Members of the Advisory Committee on Immunization Practices, or ACIP, voted 8-7 today to recommend the recently approved herpes zoster vaccine, Shingrix, over the only other FDA-approved vaccine, Zostavax.
Shingrix (GlaxoSmithKline) — a subunit adjuvanted vaccine that requires two doses — is now recommended for the prevention of herpes zoster, or shingles, in immunocompetent adults aged 50 years and older. ACIP members also voted 12-3 to recommend Shingrix for adults who previously received Zostavax (Merck), which is administered in a single dose.
The FDA approved Shingrix on Oct. 20. The approval was based on data from a phase 3 clinical trial program that showed the vaccine was more than 90% effective at preventing shingles in more than 38,000 participants. Shingrix also reduced the incidence of postherpetic neuralgia, the most common complication of shingles.
At today’s ACIP meeting, Kathleen Dooling, MD, MPH, a medical epidemiologist at the CDC’s Division of Viral Diseases, presented findings from the ACIP Herpes Zoster Work Group, which evaluated data on the safety and efficacy of Shingrix. She reported that the work group found “strong evidence” that Shingrix is safe, effective and durable, with minimal waning immunity in the first 4 years of vaccination. They also determined that Shingrix is cost-effective for all age groups, including individuals aged 50 to 59 years — a population that is not currently recommended to receive the Zoster vaccine because of concerns with waning immunity with age.
According to data presented by Angela Guo, MPH, a fellow at U.S. Department of Energy’s Oak Ridge Institute for Science and Education and a researcher at the CDC’s Division of Viral Diseases, Shingrix maintained at least 85% efficacy against shingles 4 years after vaccination. In contrast, Zostavax was estimated to be 40% or less effective 4 years after vaccination.
Because of a lack of vaccine efficacy and waning immunity with Zostavax, the ACIP Herpes Zoster Work Group recommended administering Shingrix to patients who had previously received Zostavax. ACIP members set a minimum interval of 8 weeks between the administration of Shingrix following Zostavax. However, guidance for determining an optimal interval for patients will be published by CDC at a later date.
Despite the observed benefits of Shingrix, members expressed concern over the lack of long-term safety data, potential adherence issues with the two-dose regimen and the possibility of vaccine supply issues.
“It has never been given outside of a research setting, and that’s what I’m really struggling with,” Cynthia Pellegrini, senior vice president of public policy and government affairs for the March of Dimes, said during the meeting. “We know there are a lot of unknowns and there is a lot we need to learn over the next few years. To start out with a preferential recommendation, as great as this vaccine sounds, is really hard.”

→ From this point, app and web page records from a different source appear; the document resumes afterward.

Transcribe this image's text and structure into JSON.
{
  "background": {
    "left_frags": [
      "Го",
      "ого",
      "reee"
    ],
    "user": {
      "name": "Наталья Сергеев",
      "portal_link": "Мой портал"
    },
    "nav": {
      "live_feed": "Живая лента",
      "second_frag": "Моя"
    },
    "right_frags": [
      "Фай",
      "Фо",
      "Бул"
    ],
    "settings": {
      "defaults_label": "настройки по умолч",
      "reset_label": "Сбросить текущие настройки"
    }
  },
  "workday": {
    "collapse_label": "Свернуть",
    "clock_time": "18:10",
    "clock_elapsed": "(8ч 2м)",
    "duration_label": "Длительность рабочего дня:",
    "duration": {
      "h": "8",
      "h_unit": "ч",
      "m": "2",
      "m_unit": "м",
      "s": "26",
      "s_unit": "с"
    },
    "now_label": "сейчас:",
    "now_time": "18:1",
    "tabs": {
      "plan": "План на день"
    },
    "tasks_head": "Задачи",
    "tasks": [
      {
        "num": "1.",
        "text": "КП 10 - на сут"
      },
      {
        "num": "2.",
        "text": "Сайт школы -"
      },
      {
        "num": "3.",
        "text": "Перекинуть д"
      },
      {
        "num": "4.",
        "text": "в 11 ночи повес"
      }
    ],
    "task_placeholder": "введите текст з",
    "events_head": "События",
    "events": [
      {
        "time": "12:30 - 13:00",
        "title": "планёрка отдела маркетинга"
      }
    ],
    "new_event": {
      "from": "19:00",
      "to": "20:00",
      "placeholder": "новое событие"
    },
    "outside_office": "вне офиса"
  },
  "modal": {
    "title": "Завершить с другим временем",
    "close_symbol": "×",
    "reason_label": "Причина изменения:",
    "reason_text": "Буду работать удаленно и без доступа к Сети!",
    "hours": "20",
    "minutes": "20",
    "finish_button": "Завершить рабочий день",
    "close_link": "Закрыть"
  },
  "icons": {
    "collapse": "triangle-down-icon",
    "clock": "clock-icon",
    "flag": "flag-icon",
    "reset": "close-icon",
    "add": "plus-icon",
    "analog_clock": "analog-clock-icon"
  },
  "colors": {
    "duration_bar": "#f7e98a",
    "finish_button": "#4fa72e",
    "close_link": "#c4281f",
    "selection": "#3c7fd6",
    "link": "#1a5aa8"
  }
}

The majority, however, believed that the advantages of Shingrix outweighed those concerns.
“It is the role of the ACIP to address the evidence available to us and to make changes to our recommendations if the evidence changes,” said Kelly Moore, MD, MPH, director of the Tennessee Department of Health’s immunization program and assistant clinical professor in the department of health policy at Vanderbilt University School of Medicine. “The evidence before us is this vaccine performs in a very superior fashion and will prevent much more disease than the other product that’s available. It’s up to us to figure out how to make sure that the public gets the two doses that they need.” – by Stephanie Viguers
Gou, Moore and Pellegrini report no relevant financial disclosures.